The debut collection takes a look at recent immigrants who have fled Ruiz-Camacho’s native land of Mexico because of drug violence. And while he deals with some of the lower-class immigrants who are seeking a better economic life, he focuses primarily on wealthy Mexicans who have fled, many of whom he considers to be “basically war refugees.”
The award was presented by Andres Tijerina, president of the Texas Institute of Letters, at the organization’s 80th annual meeting, held this year in Austin.
Jan Jarboe Russell of San Antonio won the $5,000 Carr P. Collins Award for “The Train to Crystal City: FDR’s Secret Prisoner Exchange Program and America’s Only Family Internment Camp During World War II.”
Austin novelist Sarah Bird received the Lon Tinkle Award for a distinguished career in letters associated with Texas. Her latest novel is “Above the East China Sea,” and her “A Love Letter to Texas Women” from the University of Texas Press was released this month.
Other awards at Saturday events went to:
• Andrew Torget III, the Ramirez Family Award for Most Significant Scholarly Book for “Seeds of Empire: Cotton, Slavery, and the Transformation of the Texas Borderlands, 1800-1850.”
• Mary Helen Specht, Steven Turner Award for Best First Published Fiction, for “Migratory Animals.”
• Laurie Ann Guerrero, the Helen C. Smith Award for Best Book of Poetry, for “A Crown for Gumecindo.”
• J. Scott Brownlee, the Bob Bush Memorial Award for First Book of Poetry, for “Requiem for Used Ignition Cap.”
• W.K. Stratton, the Edwin “Bud” Shrake Award for Short Nonfiction, for “My Brother’s Secret,” published in Texas Monthly.
• Brian Van Reet, the Kay Cattarulla Short Story Award, for “The Chaff,” published in Iowa Review.

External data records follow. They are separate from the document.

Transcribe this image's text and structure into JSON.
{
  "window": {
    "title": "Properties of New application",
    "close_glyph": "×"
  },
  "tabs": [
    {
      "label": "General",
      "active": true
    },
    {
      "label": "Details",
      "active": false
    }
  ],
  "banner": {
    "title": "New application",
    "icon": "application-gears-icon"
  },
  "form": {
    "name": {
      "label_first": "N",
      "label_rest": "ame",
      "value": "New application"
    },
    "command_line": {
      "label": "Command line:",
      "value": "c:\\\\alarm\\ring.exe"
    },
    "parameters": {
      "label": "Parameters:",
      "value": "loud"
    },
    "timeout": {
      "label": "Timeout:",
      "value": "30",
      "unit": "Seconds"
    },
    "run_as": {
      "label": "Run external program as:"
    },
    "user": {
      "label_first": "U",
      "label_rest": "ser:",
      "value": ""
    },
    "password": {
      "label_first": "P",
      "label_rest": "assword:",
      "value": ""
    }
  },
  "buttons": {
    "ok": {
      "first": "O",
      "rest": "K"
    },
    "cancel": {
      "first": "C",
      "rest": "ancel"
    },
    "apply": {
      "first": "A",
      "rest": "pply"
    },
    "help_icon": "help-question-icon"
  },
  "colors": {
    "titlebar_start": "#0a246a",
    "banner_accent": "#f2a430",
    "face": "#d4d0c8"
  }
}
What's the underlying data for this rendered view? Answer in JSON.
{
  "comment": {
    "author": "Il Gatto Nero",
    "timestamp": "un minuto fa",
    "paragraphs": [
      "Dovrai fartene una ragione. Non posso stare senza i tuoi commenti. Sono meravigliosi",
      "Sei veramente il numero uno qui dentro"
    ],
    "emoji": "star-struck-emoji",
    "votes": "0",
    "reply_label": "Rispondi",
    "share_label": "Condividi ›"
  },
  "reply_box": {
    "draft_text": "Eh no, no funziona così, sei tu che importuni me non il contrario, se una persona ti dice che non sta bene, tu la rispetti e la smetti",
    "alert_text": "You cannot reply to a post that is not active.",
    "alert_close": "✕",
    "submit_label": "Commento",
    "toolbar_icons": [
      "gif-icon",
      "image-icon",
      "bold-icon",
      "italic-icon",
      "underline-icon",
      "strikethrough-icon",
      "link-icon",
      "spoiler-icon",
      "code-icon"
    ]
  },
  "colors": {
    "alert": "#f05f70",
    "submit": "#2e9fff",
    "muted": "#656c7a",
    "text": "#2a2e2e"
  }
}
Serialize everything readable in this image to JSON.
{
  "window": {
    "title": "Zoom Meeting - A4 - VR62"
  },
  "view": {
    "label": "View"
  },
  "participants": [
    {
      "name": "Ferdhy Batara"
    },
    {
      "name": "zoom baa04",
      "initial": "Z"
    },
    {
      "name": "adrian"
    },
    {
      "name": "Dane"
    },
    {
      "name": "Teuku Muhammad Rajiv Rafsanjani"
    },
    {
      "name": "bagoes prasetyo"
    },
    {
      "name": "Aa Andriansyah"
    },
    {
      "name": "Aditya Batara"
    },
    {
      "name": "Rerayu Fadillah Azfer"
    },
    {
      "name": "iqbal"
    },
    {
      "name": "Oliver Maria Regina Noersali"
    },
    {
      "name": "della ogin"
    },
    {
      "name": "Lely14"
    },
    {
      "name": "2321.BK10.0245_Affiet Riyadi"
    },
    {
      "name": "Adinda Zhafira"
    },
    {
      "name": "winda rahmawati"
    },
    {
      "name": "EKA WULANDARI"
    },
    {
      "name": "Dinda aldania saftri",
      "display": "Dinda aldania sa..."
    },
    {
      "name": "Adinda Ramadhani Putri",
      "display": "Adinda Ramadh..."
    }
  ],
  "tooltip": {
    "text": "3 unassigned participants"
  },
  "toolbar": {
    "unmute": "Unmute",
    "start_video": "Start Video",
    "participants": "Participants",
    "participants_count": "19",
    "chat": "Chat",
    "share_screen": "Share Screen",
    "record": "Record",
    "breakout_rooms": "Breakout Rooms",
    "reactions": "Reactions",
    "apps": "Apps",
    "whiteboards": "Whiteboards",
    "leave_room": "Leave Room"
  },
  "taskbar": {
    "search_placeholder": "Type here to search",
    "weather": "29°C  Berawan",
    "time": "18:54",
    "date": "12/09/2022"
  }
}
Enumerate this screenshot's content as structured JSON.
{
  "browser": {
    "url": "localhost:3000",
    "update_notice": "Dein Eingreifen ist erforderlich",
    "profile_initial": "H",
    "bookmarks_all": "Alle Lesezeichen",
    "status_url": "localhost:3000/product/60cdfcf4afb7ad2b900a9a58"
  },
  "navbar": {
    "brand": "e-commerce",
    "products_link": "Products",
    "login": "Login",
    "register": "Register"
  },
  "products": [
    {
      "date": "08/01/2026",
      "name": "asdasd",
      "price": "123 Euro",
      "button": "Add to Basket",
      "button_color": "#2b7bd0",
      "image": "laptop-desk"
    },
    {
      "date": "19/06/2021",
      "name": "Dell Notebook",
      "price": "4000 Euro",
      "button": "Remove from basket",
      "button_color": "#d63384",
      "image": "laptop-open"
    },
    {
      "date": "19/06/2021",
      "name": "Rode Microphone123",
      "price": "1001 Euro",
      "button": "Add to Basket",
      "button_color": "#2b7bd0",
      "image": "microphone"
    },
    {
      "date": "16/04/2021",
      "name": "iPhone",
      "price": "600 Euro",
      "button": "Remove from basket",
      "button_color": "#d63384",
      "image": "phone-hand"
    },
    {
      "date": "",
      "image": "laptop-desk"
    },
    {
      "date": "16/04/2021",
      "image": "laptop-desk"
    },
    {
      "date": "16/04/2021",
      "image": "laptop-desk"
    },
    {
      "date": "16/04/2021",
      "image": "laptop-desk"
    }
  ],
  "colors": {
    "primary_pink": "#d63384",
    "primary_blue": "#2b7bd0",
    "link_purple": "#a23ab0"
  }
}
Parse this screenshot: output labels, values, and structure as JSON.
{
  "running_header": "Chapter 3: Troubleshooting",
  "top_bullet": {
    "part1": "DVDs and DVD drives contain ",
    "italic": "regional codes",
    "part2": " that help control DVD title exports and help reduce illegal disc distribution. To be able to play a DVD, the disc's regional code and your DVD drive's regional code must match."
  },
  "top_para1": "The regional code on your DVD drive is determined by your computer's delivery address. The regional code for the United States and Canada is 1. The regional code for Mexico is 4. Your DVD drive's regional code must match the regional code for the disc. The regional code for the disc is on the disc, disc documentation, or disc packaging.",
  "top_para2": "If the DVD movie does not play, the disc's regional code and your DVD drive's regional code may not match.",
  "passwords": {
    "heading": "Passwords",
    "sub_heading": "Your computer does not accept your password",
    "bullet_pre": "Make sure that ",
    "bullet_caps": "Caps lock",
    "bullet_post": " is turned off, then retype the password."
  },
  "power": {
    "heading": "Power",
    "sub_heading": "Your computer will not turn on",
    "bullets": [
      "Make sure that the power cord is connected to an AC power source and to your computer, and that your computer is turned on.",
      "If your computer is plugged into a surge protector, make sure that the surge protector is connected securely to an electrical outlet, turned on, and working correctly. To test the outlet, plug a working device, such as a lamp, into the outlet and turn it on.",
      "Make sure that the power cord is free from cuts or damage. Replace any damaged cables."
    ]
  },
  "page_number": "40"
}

• Andrea Caillouet, the Fred Whitehead Award for Design of a Trade Book, for “The Luck Archive: Exploring Belief, Superstition, and Tradition,” by Mark Menjivar.
• Marian Schwartz, the Soeurette Diehl Fraser Award for Best Translation of a Book, for “Anna Karenina.”
• Don Tate, the H-E-B/Jean Flynn Children’s Book Award, for “The Remarkable Story of George Moses Horton: Poet.”
• Brian Yansky, the H-E-B Young Adults Book Award, for “Utopia, Iowa.”
• Pat Mora, the Denton Record-Chronicle Best Children’s Picture Book, for “The Remembering Day / El dia de los muertos.”